Years ago Sunday morning belonged to the Church. Times have changed. Everything under the sun competes with church, even on a Sunday morning. Buying, selling, hockey, basketball, farming, driving to the lake, or just sleeping in because it’s the only day it can be done, all come before going to church to hear God’s word and to sing praises to him. The service isn’t supposed to last too long. The sermon is supposed to make the worshipper feel good about himself. The preacher isn’t supposed to make folks feel bad about themselves, as if they have sins for which they must repent! Since the historic liturgy of the church focuses so much on things like begging for mercy, praising the Holy Trinity, and asking God for forgiveness, why that, too, must be tossed out in favor of “contemporary” services that are supposedly more “positive.” People today are looking for something to enhance their self-esteem so they can feel good about being spiritual. The market demands that the Sunday service change to meet the so-called “felt needs” of religious seekers. But what if the seekers aren’t seeking Jesus?! Woe to the church that doesn’t offer them Jesus! Better to stay at home and watch the Sunday news or go out and contribute something of benefit to the economy than to attend a church that doesn’t proclaim the crucifixion of Jesus Christ for sinners. It is only in the wounds of Jesus that we find any peace or rest for our souls.
Alan Jackson expresses the prevalent view of work and worship in his popular song, “Where I Come From”:
Where I come from, tryin’ to make a livin’
And workin’ hard to get to heaven
Where I come from
That’s what folks do. They try to make a living. And they figure that getting to heaven is much like making a living. But it’s not. No, it’s not. Heaven is for those who can’t do the work. Heaven is for those who have tried and failed and hunger and thirst for what they just can’t provide. Heaven is a place of rest and peace for those whose souls are tormented by their sins.
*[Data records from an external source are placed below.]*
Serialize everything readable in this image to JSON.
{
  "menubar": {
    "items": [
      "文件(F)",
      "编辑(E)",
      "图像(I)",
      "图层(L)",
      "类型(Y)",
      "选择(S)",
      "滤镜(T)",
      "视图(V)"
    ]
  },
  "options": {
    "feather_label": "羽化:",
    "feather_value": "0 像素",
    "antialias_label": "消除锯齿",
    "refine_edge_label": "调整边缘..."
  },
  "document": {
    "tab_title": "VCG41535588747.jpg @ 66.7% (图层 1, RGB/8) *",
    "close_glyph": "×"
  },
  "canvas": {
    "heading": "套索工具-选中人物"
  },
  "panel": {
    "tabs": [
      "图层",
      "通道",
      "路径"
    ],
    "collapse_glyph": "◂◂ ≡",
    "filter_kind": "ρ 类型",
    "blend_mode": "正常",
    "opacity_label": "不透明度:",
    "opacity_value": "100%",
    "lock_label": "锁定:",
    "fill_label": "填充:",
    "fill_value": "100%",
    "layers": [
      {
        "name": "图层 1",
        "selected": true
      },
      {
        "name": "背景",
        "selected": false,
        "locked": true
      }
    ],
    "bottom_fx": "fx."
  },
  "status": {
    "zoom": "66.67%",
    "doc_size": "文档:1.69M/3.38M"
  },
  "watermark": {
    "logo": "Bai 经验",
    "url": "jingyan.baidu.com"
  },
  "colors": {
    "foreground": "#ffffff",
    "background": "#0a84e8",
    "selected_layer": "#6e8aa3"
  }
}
What God did in his Law demand
And none to him could render
Caused wrath and woe on every hand
For man, the vile offender.
Our flesh has not those pure desires
The spirit of the Law requires,
And lost is our condition.
Heaven on earth is where God comes to us vile offenders and forgives us our sins. He does so because he loves us. He does so for Christ’s sake. It is not because we have worked hard to get to heaven. It is because of Christ’s works, not our own. God forgives us our sins on account of the holy precious blood of his dear Son. Jesus labored for us by bearing our sins in his own body. Therefore, it is for Jesus’ sake that God promises us eternal peace and rest in heaven. That’s where our true Sabbath rest will be.
Jesus said, “Come to me all you who labor and are heavy laden, and I will give you rest.” (Matthew 11:28) Jesus brings heaven to earth. We come to church to find Jesus, our Shepherd. He is our true Sabbath rest. Amen